Snapper by Brian Kimberling
(Pantheon / Headline, 2013)


by Brian Kimberling

A disastrous love affair between a man and a place, Snapper relates the brief career of a professional bird researcher in Southern Indiana. While conducting surveys and censuses of the same songbirds John James Aubudon painted in Indiana two hundred years ago – now in catastrophic decline – Nathan Lochmueller traverses a deeply dysfunctional society. He encounters an enormous concrete Santa Claus statue at a remote highway diner, white supremacists, the nation’s oldest Dial-A-Prayer service, Vietnam vets, and a discarded human thigh bone. And, of course, a woman who won’t stay true and a pick-up truck that won’t run.

Both a short story cycle, and a fully-formed novel, Snapper is a lyrical portrait of a rural wilderness and its very dark, very human, heart.
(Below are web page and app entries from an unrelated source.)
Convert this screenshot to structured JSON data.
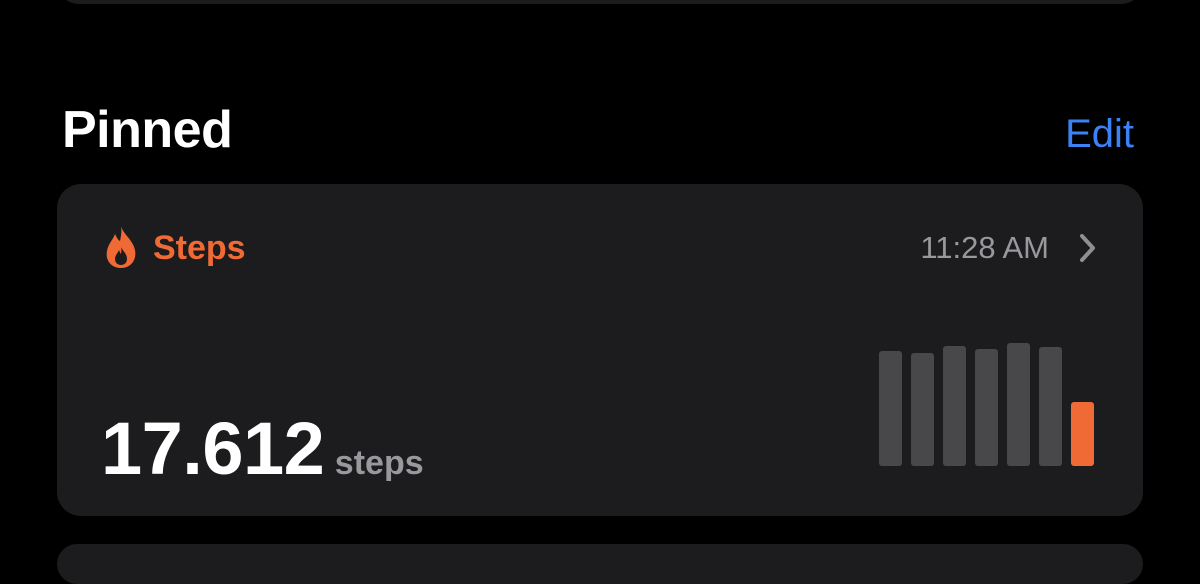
{
  "section": {
    "title": "Pinned",
    "edit_label": "Edit"
  },
  "card": {
    "metric_label": "Steps",
    "time": "11:28 AM",
    "value": "17.612",
    "unit": "steps",
    "icons": {
      "metric": "flame-icon",
      "disclosure": "chevron-right-icon"
    },
    "colors": {
      "accent": "#ef6a35",
      "bar_inactive": "#48484a",
      "edit_blue": "#3b82f6"
    },
    "bars": [
      {
        "level": 0.93,
        "highlight": false
      },
      {
        "level": 0.91,
        "highlight": false
      },
      {
        "level": 0.97,
        "highlight": false
      },
      {
        "level": 0.94,
        "highlight": false
      },
      {
        "level": 0.99,
        "highlight": false
      },
      {
        "level": 0.96,
        "highlight": false
      },
      {
        "level": 0.52,
        "highlight": true
      }
    ]
  }
}
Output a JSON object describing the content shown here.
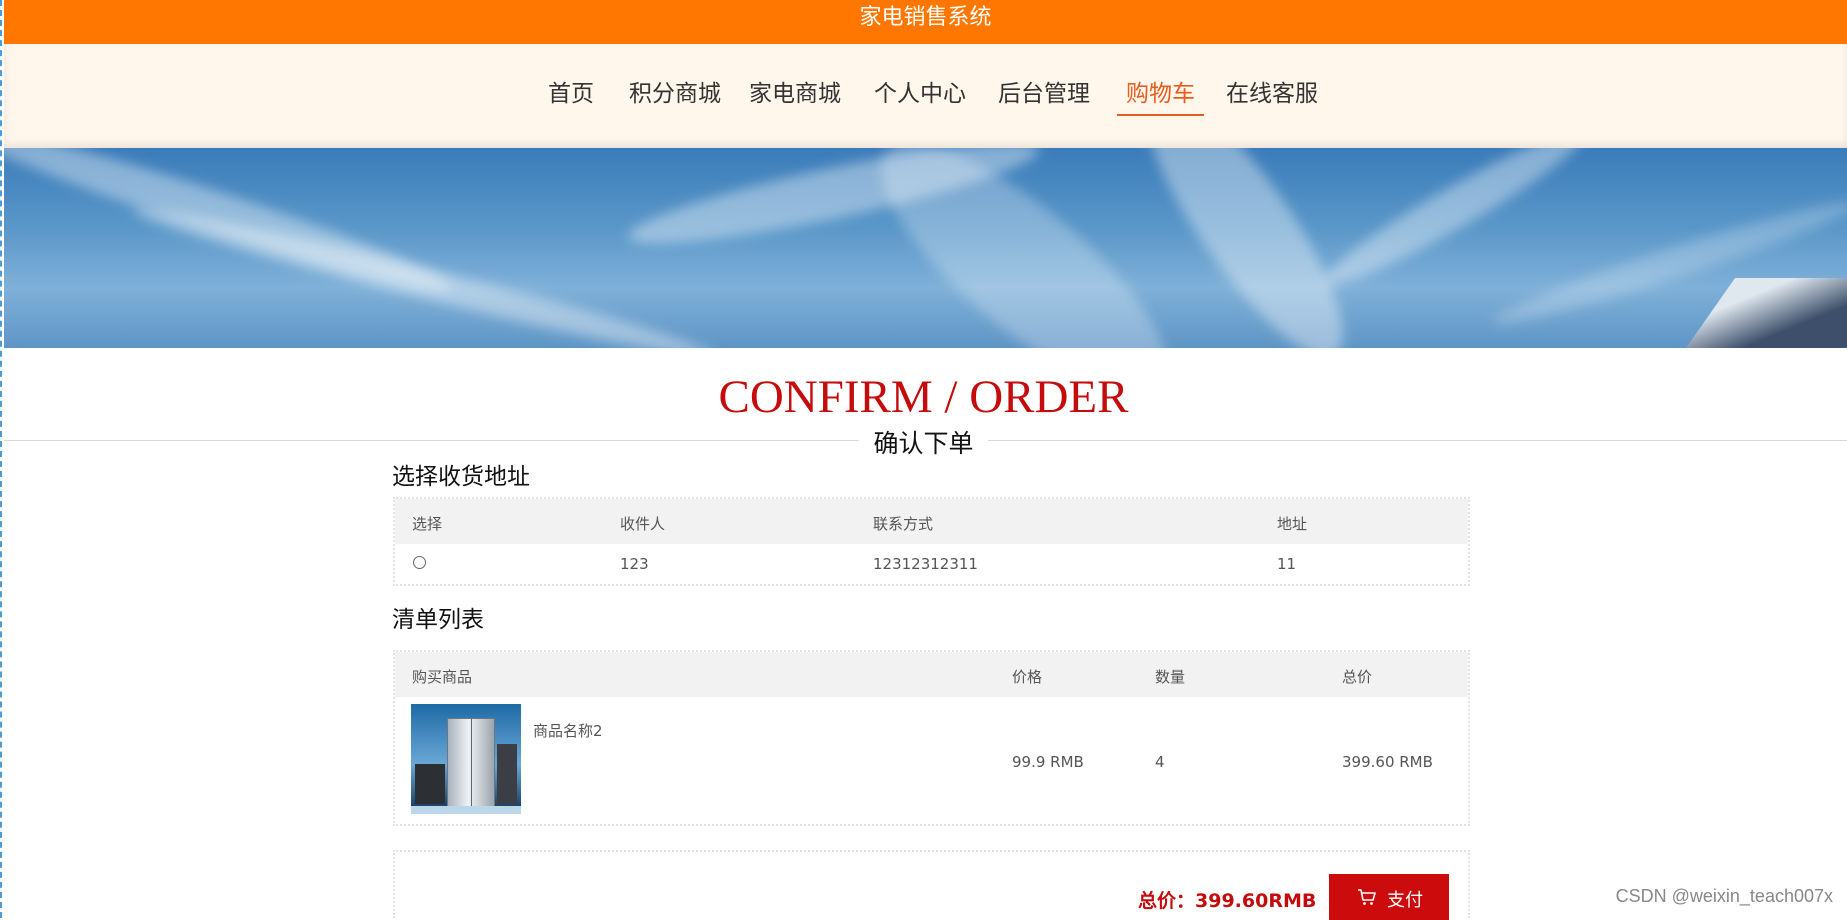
{
  "app": {
    "title": "家电销售系统"
  },
  "nav": {
    "items": [
      {
        "label": "首页"
      },
      {
        "label": "积分商城"
      },
      {
        "label": "家电商城"
      },
      {
        "label": "个人中心"
      },
      {
        "label": "后台管理"
      },
      {
        "label": "购物车",
        "active": true
      },
      {
        "label": "在线客服"
      }
    ]
  },
  "heading": {
    "en": "CONFIRM / ORDER",
    "cn": "确认下单"
  },
  "address": {
    "section_title": "选择收货地址",
    "columns": [
      "选择",
      "收件人",
      "联系方式",
      "地址"
    ],
    "rows": [
      {
        "selected": false,
        "recipient": "123",
        "phone": "12312312311",
        "address": "11"
      }
    ]
  },
  "order": {
    "section_title": "清单列表",
    "columns": [
      "购买商品",
      "价格",
      "数量",
      "总价"
    ],
    "items": [
      {
        "name": "商品名称2",
        "price": "99.9 RMB",
        "quantity": "4",
        "subtotal": "399.60 RMB",
        "image_icon": "refrigerator-product-image"
      }
    ]
  },
  "summary": {
    "total_label": "总价：399.60RMB",
    "pay_label": "支付",
    "pay_icon": "cart-icon"
  },
  "watermark": "CSDN @weixin_teach007x",
  "colors": {
    "topbar": "#ff7700",
    "nav_bg": "#fff6ec",
    "nav_active": "#e85d1e",
    "accent_red": "#c40c0c",
    "pay_button": "#cc0c0c"
  }
}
His writing is always engaging, sometimes beautiful and often funny, occasionally in quick succession...He's mapped Indiana and arrived at instantly recognisable human truths about life, love and above all about our complicated relationship with the place we call home. ”
- The Telegraph
At the same time as being down-to-earth and humorous, Snapper is suffused with a certain melancholy, and it is Kimberling's expert balancing of all these elements that allows the novel's insights – into who we are and where we come from – to hit home. ”
- The Guardian